**Example**: How many values are there in the coefficient of x^12 y^13 in the expansion (x+y)^25 ?

__Answer:__

Dari teorema binomial, nilai koefisien x^12 y^13 dapat dihitung dengan.

(25/13) = 25!/ 13! 12! = 5.200.300.

**Example**: How many values are there for the coefficient x^12 y^13 in the expansion (2x – 3y) 25 (2x-3y) 25 ?

__Answer:__

The first thing to remember is that the expression (2x-3y) 25 (2x-3y) 25 = (2x+(-3y)) 25 (2x + (-3y)) 25, based on this binomial theorem we get:

(2x + (-3y)) 25 = ∑j = 025 (25j) (2x) 25 – j(−3y)j

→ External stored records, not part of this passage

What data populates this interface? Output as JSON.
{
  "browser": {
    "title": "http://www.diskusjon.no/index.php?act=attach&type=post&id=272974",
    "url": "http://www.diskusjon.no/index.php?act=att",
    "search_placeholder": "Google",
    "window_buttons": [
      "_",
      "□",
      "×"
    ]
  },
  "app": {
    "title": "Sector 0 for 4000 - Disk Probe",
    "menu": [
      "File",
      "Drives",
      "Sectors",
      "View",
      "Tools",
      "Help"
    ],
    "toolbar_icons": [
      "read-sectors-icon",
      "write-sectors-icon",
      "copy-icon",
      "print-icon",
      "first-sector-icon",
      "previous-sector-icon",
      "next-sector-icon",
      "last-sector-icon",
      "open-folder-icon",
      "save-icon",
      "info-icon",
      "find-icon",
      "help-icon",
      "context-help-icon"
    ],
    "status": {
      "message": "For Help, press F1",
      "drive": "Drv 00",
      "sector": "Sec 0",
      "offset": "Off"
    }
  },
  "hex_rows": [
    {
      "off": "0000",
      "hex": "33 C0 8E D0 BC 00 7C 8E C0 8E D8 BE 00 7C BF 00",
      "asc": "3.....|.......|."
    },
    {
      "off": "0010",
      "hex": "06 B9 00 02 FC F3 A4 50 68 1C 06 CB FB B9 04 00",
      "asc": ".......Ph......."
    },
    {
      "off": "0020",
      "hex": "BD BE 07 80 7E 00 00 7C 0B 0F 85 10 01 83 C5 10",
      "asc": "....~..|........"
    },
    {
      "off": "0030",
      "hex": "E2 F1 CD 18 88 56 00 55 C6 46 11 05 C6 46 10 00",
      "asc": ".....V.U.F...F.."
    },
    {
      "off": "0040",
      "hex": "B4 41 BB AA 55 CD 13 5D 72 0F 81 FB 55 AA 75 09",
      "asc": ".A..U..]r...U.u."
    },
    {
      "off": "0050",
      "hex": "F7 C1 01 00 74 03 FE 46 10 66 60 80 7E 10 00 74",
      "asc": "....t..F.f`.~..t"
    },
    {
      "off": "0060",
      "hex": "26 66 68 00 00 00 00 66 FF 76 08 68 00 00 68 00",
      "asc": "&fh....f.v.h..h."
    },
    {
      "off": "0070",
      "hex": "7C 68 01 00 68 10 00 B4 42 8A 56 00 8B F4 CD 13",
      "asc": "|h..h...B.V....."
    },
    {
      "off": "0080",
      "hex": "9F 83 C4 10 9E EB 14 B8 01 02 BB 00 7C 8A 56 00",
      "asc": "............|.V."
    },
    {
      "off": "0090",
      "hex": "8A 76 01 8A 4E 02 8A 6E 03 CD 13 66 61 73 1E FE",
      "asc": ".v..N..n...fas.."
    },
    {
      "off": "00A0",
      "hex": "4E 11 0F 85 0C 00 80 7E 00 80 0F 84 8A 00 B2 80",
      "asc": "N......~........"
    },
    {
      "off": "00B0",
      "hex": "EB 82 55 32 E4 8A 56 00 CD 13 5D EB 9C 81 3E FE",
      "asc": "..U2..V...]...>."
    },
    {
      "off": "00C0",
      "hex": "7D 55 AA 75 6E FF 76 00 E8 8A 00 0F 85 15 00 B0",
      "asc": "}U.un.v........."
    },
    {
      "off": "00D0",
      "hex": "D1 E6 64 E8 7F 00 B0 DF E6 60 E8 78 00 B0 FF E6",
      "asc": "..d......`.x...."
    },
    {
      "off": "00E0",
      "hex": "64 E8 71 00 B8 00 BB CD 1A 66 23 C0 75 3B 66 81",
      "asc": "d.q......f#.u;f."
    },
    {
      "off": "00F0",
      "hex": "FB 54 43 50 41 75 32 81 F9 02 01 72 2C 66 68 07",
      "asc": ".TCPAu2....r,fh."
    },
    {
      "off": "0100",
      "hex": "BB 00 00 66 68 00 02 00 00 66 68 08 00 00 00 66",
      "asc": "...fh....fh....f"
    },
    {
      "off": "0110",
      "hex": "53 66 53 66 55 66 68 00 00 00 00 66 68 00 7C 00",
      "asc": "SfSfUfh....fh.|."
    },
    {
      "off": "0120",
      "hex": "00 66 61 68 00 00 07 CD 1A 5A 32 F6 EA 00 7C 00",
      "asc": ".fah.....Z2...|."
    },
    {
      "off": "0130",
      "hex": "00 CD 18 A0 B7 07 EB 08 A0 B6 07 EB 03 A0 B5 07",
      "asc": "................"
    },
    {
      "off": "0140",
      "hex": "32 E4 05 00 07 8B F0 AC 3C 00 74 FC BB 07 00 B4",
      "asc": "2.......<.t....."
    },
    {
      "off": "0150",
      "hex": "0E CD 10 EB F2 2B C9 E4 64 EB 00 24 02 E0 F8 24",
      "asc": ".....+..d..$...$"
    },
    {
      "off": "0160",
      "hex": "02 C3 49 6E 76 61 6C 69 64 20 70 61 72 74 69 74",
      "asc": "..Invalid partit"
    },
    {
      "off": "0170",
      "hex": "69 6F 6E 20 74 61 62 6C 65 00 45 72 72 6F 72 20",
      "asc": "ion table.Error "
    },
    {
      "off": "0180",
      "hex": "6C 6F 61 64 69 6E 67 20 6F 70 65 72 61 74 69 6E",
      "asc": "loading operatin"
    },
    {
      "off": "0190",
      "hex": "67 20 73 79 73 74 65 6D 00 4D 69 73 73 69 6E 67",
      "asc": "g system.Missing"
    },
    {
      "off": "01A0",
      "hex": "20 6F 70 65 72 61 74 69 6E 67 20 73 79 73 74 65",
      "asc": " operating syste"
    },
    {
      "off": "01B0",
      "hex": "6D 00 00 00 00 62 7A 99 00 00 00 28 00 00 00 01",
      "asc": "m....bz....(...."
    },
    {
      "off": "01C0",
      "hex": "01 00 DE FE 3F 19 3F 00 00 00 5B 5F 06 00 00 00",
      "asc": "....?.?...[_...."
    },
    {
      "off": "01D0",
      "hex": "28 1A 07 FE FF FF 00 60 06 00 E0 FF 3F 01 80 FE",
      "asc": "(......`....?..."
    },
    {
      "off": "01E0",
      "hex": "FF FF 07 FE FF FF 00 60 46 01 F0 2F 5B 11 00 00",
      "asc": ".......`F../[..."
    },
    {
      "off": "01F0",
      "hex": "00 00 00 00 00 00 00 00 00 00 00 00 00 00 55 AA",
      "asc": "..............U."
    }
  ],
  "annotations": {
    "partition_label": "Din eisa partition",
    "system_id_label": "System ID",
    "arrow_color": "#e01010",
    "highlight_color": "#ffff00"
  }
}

As a result, the coefficient x12y13x12y13 on the expansion (2x+(−3y)) 25 (2x + (−3y)) 25 and can be obtained by j = 13^j = 13, namely:

(25/13) 2^12 (−3)^13 = − 25!/13! 12! 2^12 3^13

Sources: PinterPandai, Cue Math, Math is Fun

Photo credit: Author: Cmglee (CC BY-SA 3.0) via Wikimedia Commons

Photo description: visualisation of binomial expansion up to the 4th power.